ACTIVITY: Go over the entries below line by line, copying each one that contains the word "this".

Excerpts from an interface dataset:
= Beginning of Section =
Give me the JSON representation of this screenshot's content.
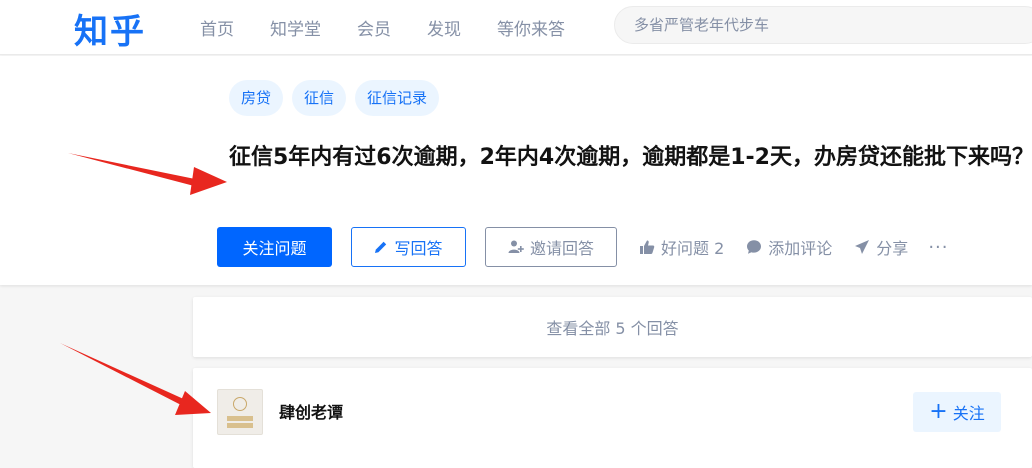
{
  "header": {
    "logo": "知乎",
    "nav": [
      "首页",
      "知学堂",
      "会员",
      "发现",
      "等你来答"
    ],
    "search_placeholder": "多省严管老年代步车"
  },
  "question": {
    "tags": [
      "房贷",
      "征信",
      "征信记录"
    ],
    "title": "征信5年内有过6次逾期，2年内4次逾期，逾期都是1-2天，办房贷还能批下来吗？",
    "follow_label": "关注问题",
    "write_label": "写回答",
    "invite_label": "邀请回答",
    "good_label": "好问题 2",
    "comment_label": "添加评论",
    "share_label": "分享",
    "more_label": "···"
  },
  "answers": {
    "view_all_label": "查看全部 5 个回答"
  },
  "answer": {
    "author": "肆创老谭",
    "follow_label": "关注"
  },
  "colors": {
    "brand": "#1772f6",
    "primary_button": "#0066ff",
    "annotation_arrow": "#e8271f"
  }
}
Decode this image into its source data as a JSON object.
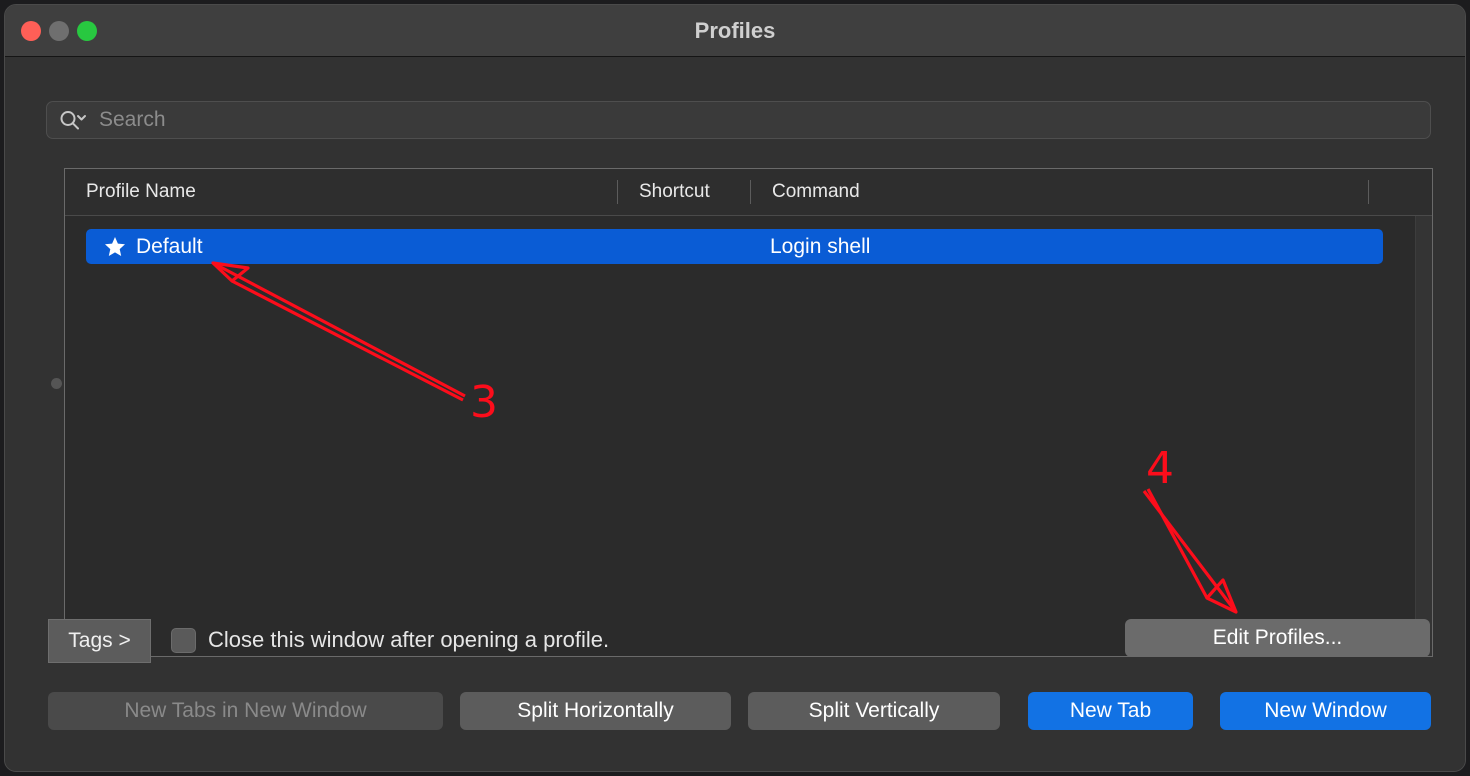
{
  "window": {
    "title": "Profiles",
    "traffic_lights": [
      {
        "name": "close",
        "color": "#ff5f57"
      },
      {
        "name": "minimize",
        "color": "#6f6f6f"
      },
      {
        "name": "maximize",
        "color": "#28c840"
      }
    ]
  },
  "search": {
    "placeholder": "Search",
    "value": "",
    "icon": "search-icon",
    "dropdown_icon": "chevron-down-icon"
  },
  "table": {
    "columns": [
      {
        "key": "name",
        "label": "Profile Name"
      },
      {
        "key": "shortcut",
        "label": "Shortcut"
      },
      {
        "key": "command",
        "label": "Command"
      }
    ],
    "rows": [
      {
        "name": "Default",
        "shortcut": "",
        "command": "Login shell",
        "is_default": true,
        "selected": true,
        "icon": "star-icon"
      }
    ]
  },
  "options": {
    "tags_button": "Tags >",
    "close_window_checkbox": {
      "label": "Close this window after opening a profile.",
      "checked": false
    },
    "edit_profiles_button": "Edit Profiles..."
  },
  "actions": [
    {
      "key": "new_tabs_in_new_window",
      "label": "New Tabs in New Window",
      "style": "disabled"
    },
    {
      "key": "split_horizontally",
      "label": "Split Horizontally",
      "style": "gray"
    },
    {
      "key": "split_vertically",
      "label": "Split Vertically",
      "style": "gray"
    },
    {
      "key": "new_tab",
      "label": "New Tab",
      "style": "blue"
    },
    {
      "key": "new_window",
      "label": "New Window",
      "style": "blue"
    }
  ],
  "annotations": {
    "color": "#fc0d1b",
    "marks": [
      {
        "label": "3",
        "points_to": "default-profile-row"
      },
      {
        "label": "4",
        "points_to": "edit-profiles-button"
      }
    ]
  },
  "colors": {
    "titlebar": "#3f3f3f",
    "body": "#323232",
    "selection_blue": "#0a5cd5",
    "accent_blue": "#1272e4",
    "annotation_red": "#fc0d1b"
  }
}
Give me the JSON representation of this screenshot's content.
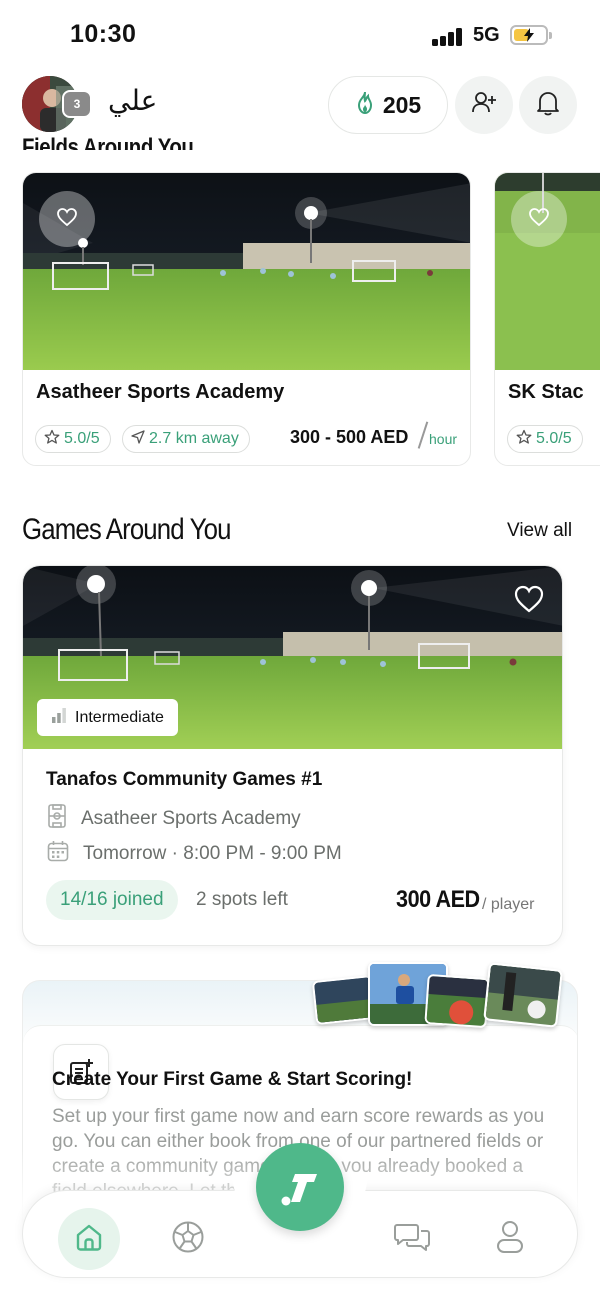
{
  "status_bar": {
    "time": "10:30",
    "network": "5G"
  },
  "header": {
    "avatar_level": "3",
    "user_name": "علي",
    "points": "205"
  },
  "fields_section": {
    "heading": "Fields Around You",
    "cards": [
      {
        "name": "Asatheer Sports Academy",
        "rating": "5.0/5",
        "distance": "2.7 km away",
        "price": "300 - 500 AED",
        "unit": "hour"
      },
      {
        "name": "SK Stac",
        "rating": "5.0/5"
      }
    ]
  },
  "games_section": {
    "heading": "Games Around You",
    "view_all": "View all",
    "game": {
      "level": "Intermediate",
      "title": "Tanafos Community Games #1",
      "venue": "Asatheer Sports Academy",
      "time": "Tomorrow · 8:00 PM - 9:00 PM",
      "joined": "14/16 joined",
      "spots_left": "2 spots left",
      "price": "300 AED",
      "price_unit": "/ player"
    }
  },
  "create_game": {
    "title": "Create Your First Game & Start Scoring!",
    "description": "Set up your first game now and earn score rewards as you go. You can either book from one of our partnered fields or create a community game in case you already booked a field elsewhere. Let the game begin!"
  },
  "bottom_nav": {
    "items": [
      "home-icon",
      "football-icon",
      "create-game-icon",
      "chat-icon",
      "profile-icon"
    ],
    "active": "home-icon"
  },
  "colors": {
    "accent": "#4fb88a",
    "accent_text": "#3aa079",
    "accent_soft": "#eaf6ef"
  }
}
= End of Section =
SOLUTION:
Give me the JSON representation of this screenshot's content.
Decode this image into its source data as a JSON object.
      "label": "Close this window after opening a profile.",
Give me the JSON representation of this screenshot's content.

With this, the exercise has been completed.